Problem to solve: Where in the data does the word "JSON" appear? Find those lines and copy them.
● ● ●
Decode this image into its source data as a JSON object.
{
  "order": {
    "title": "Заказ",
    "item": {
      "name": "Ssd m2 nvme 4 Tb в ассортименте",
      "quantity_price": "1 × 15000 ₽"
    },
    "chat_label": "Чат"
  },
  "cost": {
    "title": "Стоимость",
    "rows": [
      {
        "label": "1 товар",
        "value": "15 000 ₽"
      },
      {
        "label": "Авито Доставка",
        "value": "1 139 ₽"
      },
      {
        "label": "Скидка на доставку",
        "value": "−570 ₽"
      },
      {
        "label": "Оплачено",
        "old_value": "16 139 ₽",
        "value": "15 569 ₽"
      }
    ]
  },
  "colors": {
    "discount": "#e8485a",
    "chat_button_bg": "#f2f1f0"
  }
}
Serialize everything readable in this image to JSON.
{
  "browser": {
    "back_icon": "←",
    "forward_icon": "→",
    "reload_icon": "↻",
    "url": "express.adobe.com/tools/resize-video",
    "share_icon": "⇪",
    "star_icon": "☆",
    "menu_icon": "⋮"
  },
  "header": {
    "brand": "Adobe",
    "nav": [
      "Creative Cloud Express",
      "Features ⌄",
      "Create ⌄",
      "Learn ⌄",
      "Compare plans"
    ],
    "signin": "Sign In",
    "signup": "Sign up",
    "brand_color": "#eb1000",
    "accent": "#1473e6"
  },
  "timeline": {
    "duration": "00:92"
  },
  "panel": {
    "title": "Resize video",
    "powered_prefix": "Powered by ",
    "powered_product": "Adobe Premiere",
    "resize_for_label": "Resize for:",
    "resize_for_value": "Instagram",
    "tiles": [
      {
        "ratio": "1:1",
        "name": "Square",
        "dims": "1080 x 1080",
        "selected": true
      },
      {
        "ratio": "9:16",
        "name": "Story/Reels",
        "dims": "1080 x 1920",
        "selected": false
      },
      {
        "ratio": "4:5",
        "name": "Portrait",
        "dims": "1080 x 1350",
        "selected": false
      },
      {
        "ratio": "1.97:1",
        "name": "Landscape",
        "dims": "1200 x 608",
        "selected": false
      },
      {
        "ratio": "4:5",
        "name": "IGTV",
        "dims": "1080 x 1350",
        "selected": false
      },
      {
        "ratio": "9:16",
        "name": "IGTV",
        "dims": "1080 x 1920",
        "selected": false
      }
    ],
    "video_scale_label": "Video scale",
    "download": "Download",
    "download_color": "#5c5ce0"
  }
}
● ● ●
Your solution:
Decode this image into its source data as a JSON object.
Serialize everything readable in this image to JSON.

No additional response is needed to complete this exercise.